We find no ambiguity in the relevant policy provisions, because
Breed v. Insurance Co. of North America, 46 N.Y.2d 351, 355, 413 N.Y.S.2d 352, 355, 385 N.E.2d 1280, 1282 (1978) (citations omitted). That the district court construed the exclusionary clauses otherwise does not in itself establish that the policy is ambiguous or that an alternative construction is objectively reasonable. Id. at 355, 413 N.Y.S.2d at 356, 385 N.E.2d at 1283 ("It is, however, for this court to say, as a matter of law, whether reasonable men may reasonably differ as to such meaning, or whether the indulgence of the lower courts has not written a new contract for the parties and extended the defendant's liability beyond the plain and unambiguous language of the policy.") (citation omitted); see also Glusband v. Fittin Cunningham & Lauzon, Inc., 892 F.2d 208, 212 (2d Cir.1989) ("[W]e cannot ignore the fact that insurance systems rely upon predictability of risk and that predictability will be seriously diminished or destroyed if courts refuse to abide by limitations on insurance policies.").
Having determined that the assault and battery exclusion is unambiguous, we have no reason to consider extrinsic evidence or the applicability of the contra proferentem rule. See Breed, 46 N.Y.2d at 353-54, 413 N.Y.S.2d at 354-55, 385 N.E.2d at 1282; Couch on Insurance § 15.83 (1984).
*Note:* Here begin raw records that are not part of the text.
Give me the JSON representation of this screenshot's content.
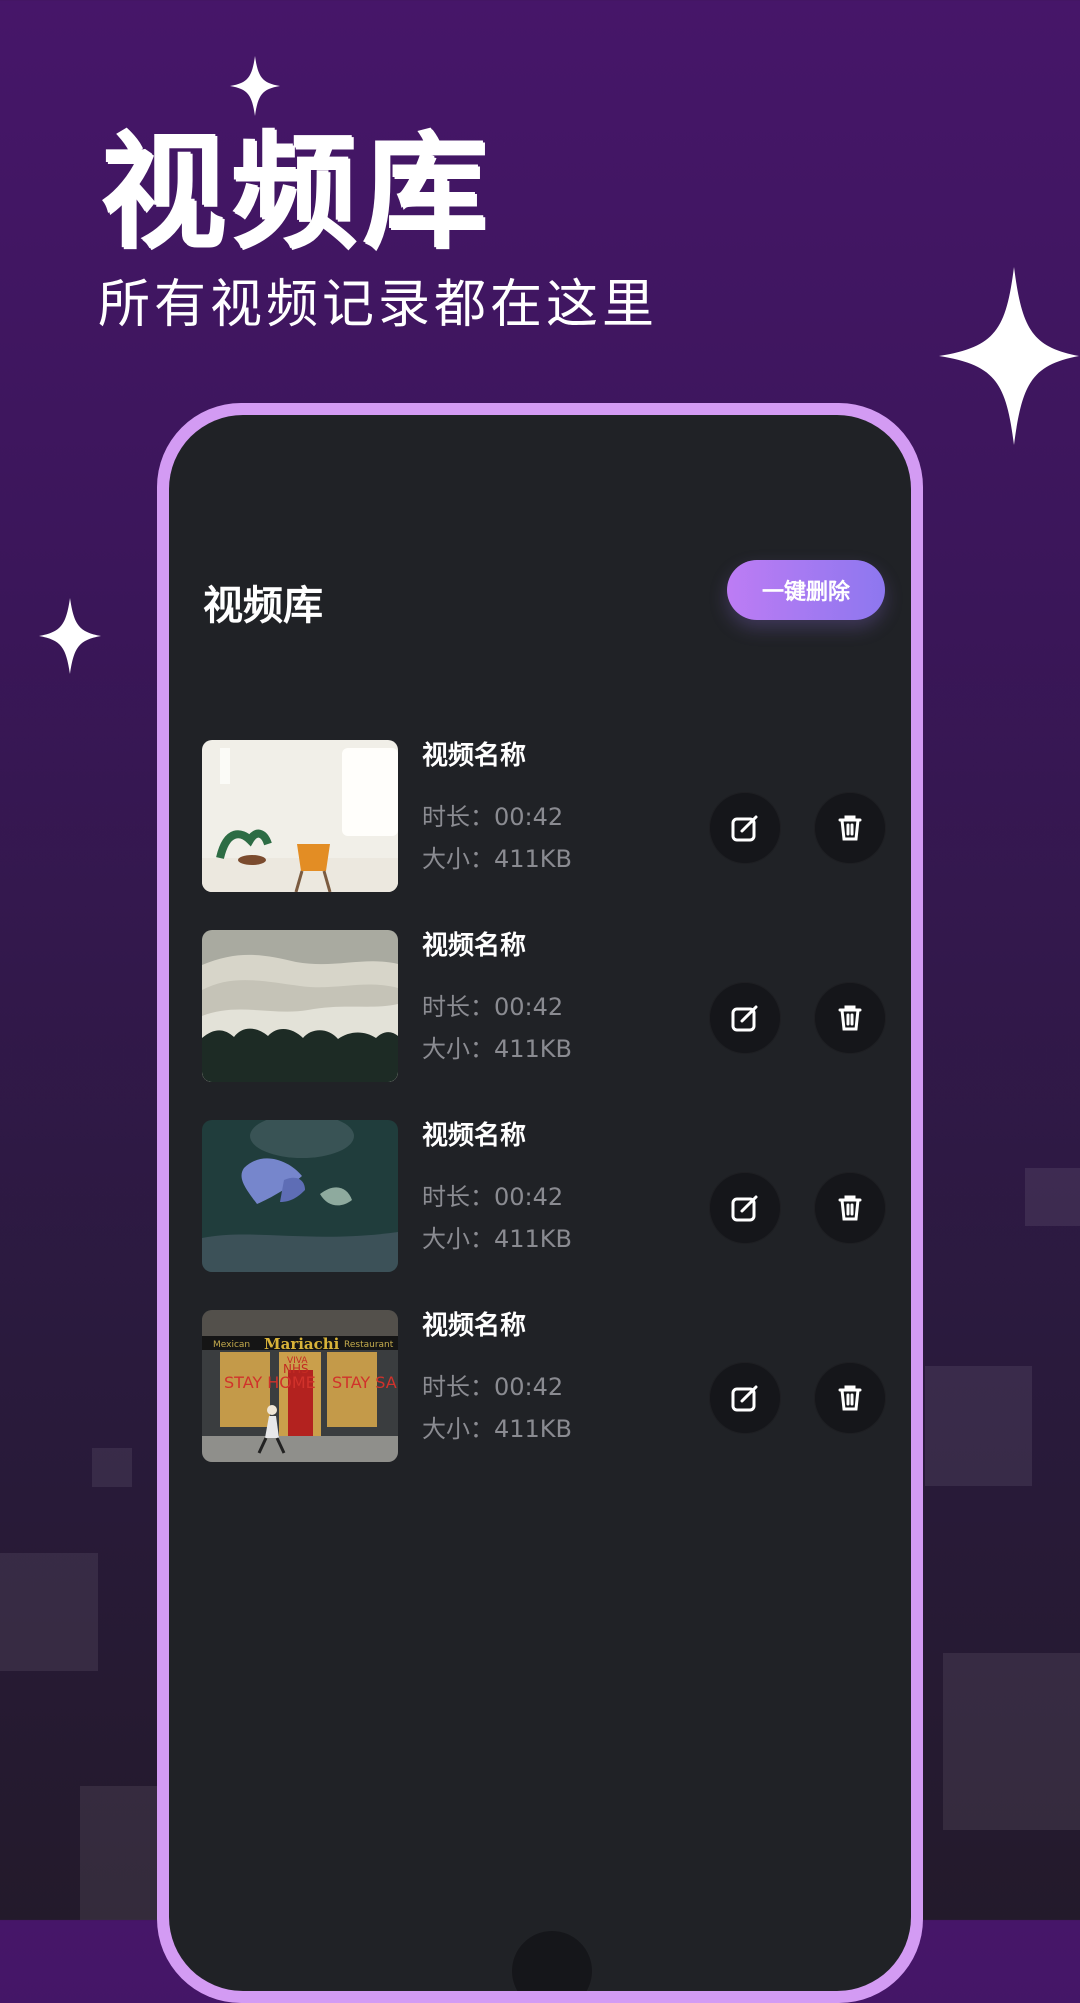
{
  "hero": {
    "title": "视频库",
    "subtitle": "所有视频记录都在这里"
  },
  "screen": {
    "title": "视频库",
    "delete_all_label": "一键删除"
  },
  "videos": [
    {
      "name": "视频名称",
      "duration": "时长：00:42",
      "size": "大小：411KB",
      "thumb": "room-chair-photo"
    },
    {
      "name": "视频名称",
      "duration": "时长：00:42",
      "size": "大小：411KB",
      "thumb": "snowy-hills-photo"
    },
    {
      "name": "视频名称",
      "duration": "时长：00:42",
      "size": "大小：411KB",
      "thumb": "butterfly-photo"
    },
    {
      "name": "视频名称",
      "duration": "时长：00:42",
      "size": "大小：411KB",
      "thumb": "shopfront-photo"
    }
  ],
  "thumb_texts": {
    "shop_left": "Mexican",
    "shop_name": "Mariachi",
    "shop_right": "Restaurant",
    "viva": "VIVA",
    "nhs": "NHS",
    "stay_home": "STAY\nHOME",
    "stay_safe": "STAY\nSAFE"
  },
  "colors": {
    "accent_start": "#bd7cf4",
    "accent_end": "#8d77ef",
    "phone_border": "#d39bf3",
    "screen_bg": "#202226"
  },
  "icons": {
    "edit": "edit-icon",
    "delete": "trash-icon",
    "sparkle": "sparkle-icon"
  }
}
Waterfront advances an alternative basis for coverage, which the district court did not reach. Waterfront argues that the assault and battery clause is limited by its language to losses "caused" by the insured or its employees, whether by instigation, direction or omission; that the exclusion therefore refers only to assault or battery that the policyholder directly precipitated or failed to stop, rather than to remote acts of negligence that are not the direct cause of the assault and battery; that its negligence in part consisted of permitting the use of its bathrooms by both sexes, a violation of the applicable building code; that this separate and distinct underlying cause of the assault falls outside the assault and battery exclusion; and that UNI owes full coverage if any part of the claim is within the scope of the policy.
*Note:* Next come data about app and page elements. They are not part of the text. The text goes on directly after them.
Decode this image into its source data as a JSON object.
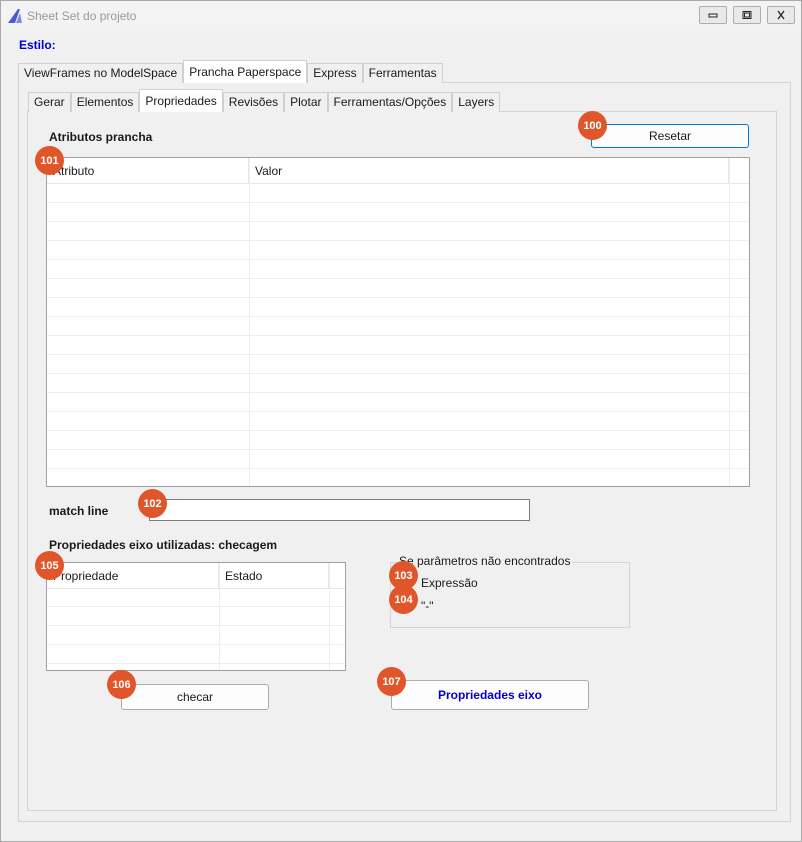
{
  "window": {
    "title": "Sheet Set do projeto"
  },
  "estilo_label": "Estilo:",
  "main_tabs": [
    "ViewFrames no ModelSpace",
    "Prancha Paperspace",
    "Express",
    "Ferramentas"
  ],
  "main_tab_active": "Prancha Paperspace",
  "sub_tabs": [
    "Gerar",
    "Elementos",
    "Propriedades",
    "Revisões",
    "Plotar",
    "Ferramentas/Opções",
    "Layers"
  ],
  "sub_tab_active": "Propriedades",
  "atributos": {
    "title": "Atributos prancha",
    "reset_button": "Resetar",
    "columns": [
      "Atributo",
      "Valor"
    ]
  },
  "match_line": {
    "label": "match line",
    "value": ""
  },
  "checagem": {
    "title": "Propriedades eixo utilizadas: checagem",
    "columns": [
      "Propriedade",
      "Estado"
    ],
    "check_button": "checar"
  },
  "not_found_group": {
    "legend": "Se parâmetros não encontrados",
    "option_expression": "Expressão",
    "option_dash": "\"-\""
  },
  "propriedades_eixo_button": "Propriedades eixo",
  "badges": [
    "100",
    "101",
    "102",
    "103",
    "104",
    "105",
    "106",
    "107"
  ],
  "colors": {
    "label_blue": "#0000cc",
    "badge": "#e0562a",
    "focus_border": "#0078d7"
  },
  "icons": [
    "app-icon",
    "minimize-icon",
    "maximize-icon",
    "close-icon"
  ]
}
This Court has already rejected that same argument raised by Waterfront in another case. In United National Ins. Co. v. The Tunnel, Inc., a patron named Jeffrey Bernstein sued The Tunnel in state court after he was brutally beaten by the club bouncer. Bernstein alleged two causes of action: (a) assault and battery, and (b) negligent hiring of the bouncer. Waterfront argued that the assault and battery exclusion does not bar coverage where one of the negligence theories charges that the insured caused the assault and battery indirectly. UNI contended
988 F.2d at 354 n. 1. Similarly, Ms. Ortiz's cause of action alleging negligent maintenance of The Tunnel's bathrooms is premised upon an assault and battery caused by an "omission by" the insureds, and is therefore unambiguously excluded from coverage.
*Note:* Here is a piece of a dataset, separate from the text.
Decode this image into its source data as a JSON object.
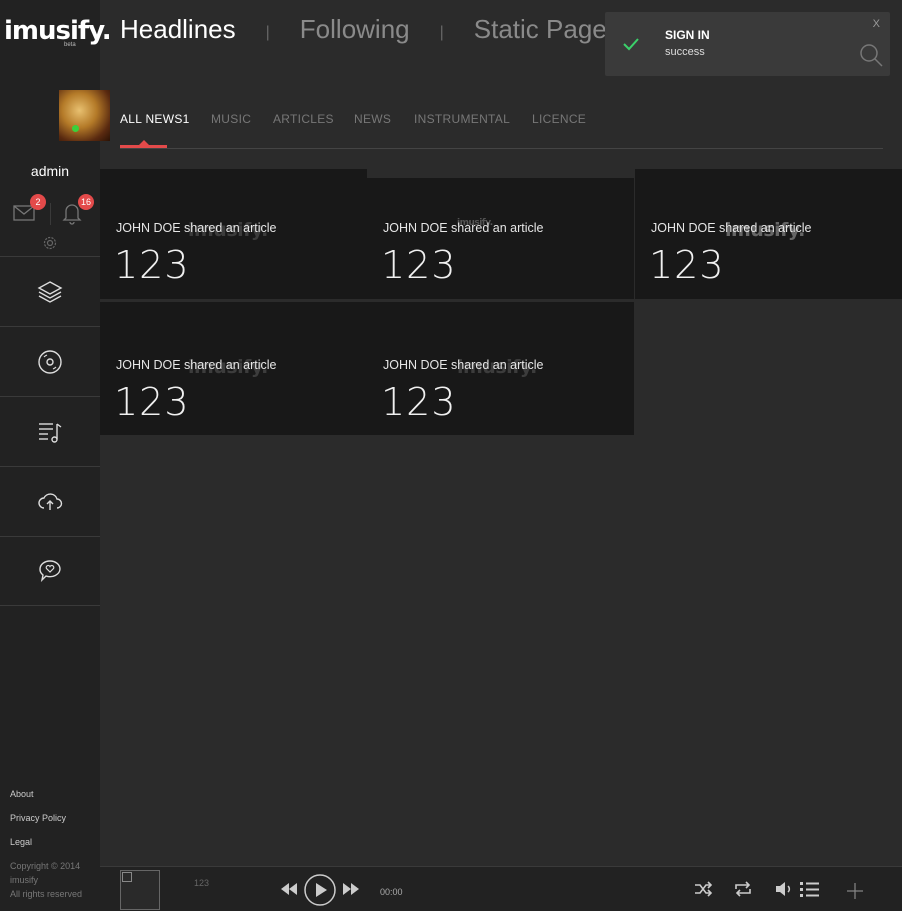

The assault and battery exclusion in the UNI policy precludes coverage for claims arising out of the attack on Ms. Ortiz. The policy contains no obligation to defend or indemnify Waterfront or The Tunnel, Inc. with respect to Ms. Ortiz's claim. The judgment of the district court is reversed, and the district court is directed to enter judgment consistent with this opinion.